- **Brief**:
Your answer must be an exact copy of all the entries.

- **Task material**:
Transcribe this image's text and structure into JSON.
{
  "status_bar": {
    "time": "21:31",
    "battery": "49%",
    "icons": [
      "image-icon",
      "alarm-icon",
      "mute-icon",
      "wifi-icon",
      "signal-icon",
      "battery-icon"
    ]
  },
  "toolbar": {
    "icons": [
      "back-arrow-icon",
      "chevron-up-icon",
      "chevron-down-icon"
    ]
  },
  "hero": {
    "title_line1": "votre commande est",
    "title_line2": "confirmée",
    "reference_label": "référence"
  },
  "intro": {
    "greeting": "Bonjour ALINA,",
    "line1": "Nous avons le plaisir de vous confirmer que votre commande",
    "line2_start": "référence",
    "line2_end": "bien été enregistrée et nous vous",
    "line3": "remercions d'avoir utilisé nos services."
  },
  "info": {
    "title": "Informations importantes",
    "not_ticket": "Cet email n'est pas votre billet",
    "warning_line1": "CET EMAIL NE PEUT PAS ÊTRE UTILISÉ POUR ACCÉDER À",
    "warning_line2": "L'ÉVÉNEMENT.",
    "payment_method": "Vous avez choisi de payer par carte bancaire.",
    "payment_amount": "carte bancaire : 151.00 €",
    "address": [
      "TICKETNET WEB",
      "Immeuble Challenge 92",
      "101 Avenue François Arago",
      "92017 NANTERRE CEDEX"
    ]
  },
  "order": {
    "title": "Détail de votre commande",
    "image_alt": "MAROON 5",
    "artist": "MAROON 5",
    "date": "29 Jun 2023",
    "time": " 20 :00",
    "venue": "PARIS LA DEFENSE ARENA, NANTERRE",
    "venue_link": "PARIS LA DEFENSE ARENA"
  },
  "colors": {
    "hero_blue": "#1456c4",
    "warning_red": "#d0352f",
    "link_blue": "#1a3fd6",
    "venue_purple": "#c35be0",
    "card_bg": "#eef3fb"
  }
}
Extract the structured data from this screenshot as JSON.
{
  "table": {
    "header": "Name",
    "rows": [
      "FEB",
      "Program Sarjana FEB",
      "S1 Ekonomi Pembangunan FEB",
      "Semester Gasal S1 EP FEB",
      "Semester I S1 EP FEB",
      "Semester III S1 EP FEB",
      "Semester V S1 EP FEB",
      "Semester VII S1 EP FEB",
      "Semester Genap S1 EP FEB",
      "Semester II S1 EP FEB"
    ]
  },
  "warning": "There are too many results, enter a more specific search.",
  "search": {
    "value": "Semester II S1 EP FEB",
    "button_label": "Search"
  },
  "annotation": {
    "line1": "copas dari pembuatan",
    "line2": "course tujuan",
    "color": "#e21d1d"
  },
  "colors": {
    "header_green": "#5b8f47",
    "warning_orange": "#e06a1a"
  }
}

- **Answer space**:
Transcribe this image's text and structure into JSON.
{
  "status_bar": {
    "time": "21:31",
    "battery": "49%",
    "icons": [
      "image-icon",
      "alarm-icon",
      "mute-icon",
      "wifi-icon",
      "signal-icon",
      "battery-icon"
    ]
  },
  "toolbar": {
    "icons": [
      "back-arrow-icon",
      "chevron-up-icon",
      "chevron-down-icon"
    ]
  },
  "hero": {
    "title_line1": "votre commande est",
    "title_line2": "confirmée",
    "reference_label": "référence"
  },
  "intro": {
    "greeting": "Bonjour ALINA,",
    "line1": "Nous avons le plaisir de vous confirmer que votre commande",
    "line2_start": "référence",
    "line2_end": "bien été enregistrée et nous vous",
    "line3": "remercions d'avoir utilisé nos services."
  },
  "info": {
    "title": "Informations importantes",
    "not_ticket": "Cet email n'est pas votre billet",
    "warning_line1": "CET EMAIL NE PEUT PAS ÊTRE UTILISÉ POUR ACCÉDER À",
    "warning_line2": "L'ÉVÉNEMENT.",
    "payment_method": "Vous avez choisi de payer par carte bancaire.",
    "payment_amount": "carte bancaire : 151.00 €",
    "address": [
      "TICKETNET WEB",
      "Immeuble Challenge 92",
      "101 Avenue François Arago",
      "92017 NANTERRE CEDEX"
    ]
  },
  "order": {
    "title": "Détail de votre commande",
    "image_alt": "MAROON 5",
    "artist": "MAROON 5",
    "date": "29 Jun 2023",
    "time": " 20 :00",
    "venue": "PARIS LA DEFENSE ARENA, NANTERRE",
    "venue_link": "PARIS LA DEFENSE ARENA"
  },
  "colors": {
    "hero_blue": "#1456c4",
    "warning_red": "#d0352f",
    "link_blue": "#1a3fd6",
    "venue_purple": "#c35be0",
    "card_bg": "#eef3fb"
  }
}
Extract the structured data from this screenshot as JSON.
{
  "table": {
    "header": "Name",
    "rows": [
      "FEB",
      "Program Sarjana FEB",
      "S1 Ekonomi Pembangunan FEB",
      "Semester Gasal S1 EP FEB",
      "Semester I S1 EP FEB",
      "Semester III S1 EP FEB",
      "Semester V S1 EP FEB",
      "Semester VII S1 EP FEB",
      "Semester Genap S1 EP FEB",
      "Semester II S1 EP FEB"
    ]
  },
  "warning": "There are too many results, enter a more specific search.",
  "search": {
    "value": "Semester II S1 EP FEB",
    "button_label": "Search"
  },
  "annotation": {
    "line1": "copas dari pembuatan",
    "line2": "course tujuan",
    "color": "#e21d1d"
  },
  "colors": {
    "header_green": "#5b8f47",
    "warning_orange": "#e06a1a"
  }
}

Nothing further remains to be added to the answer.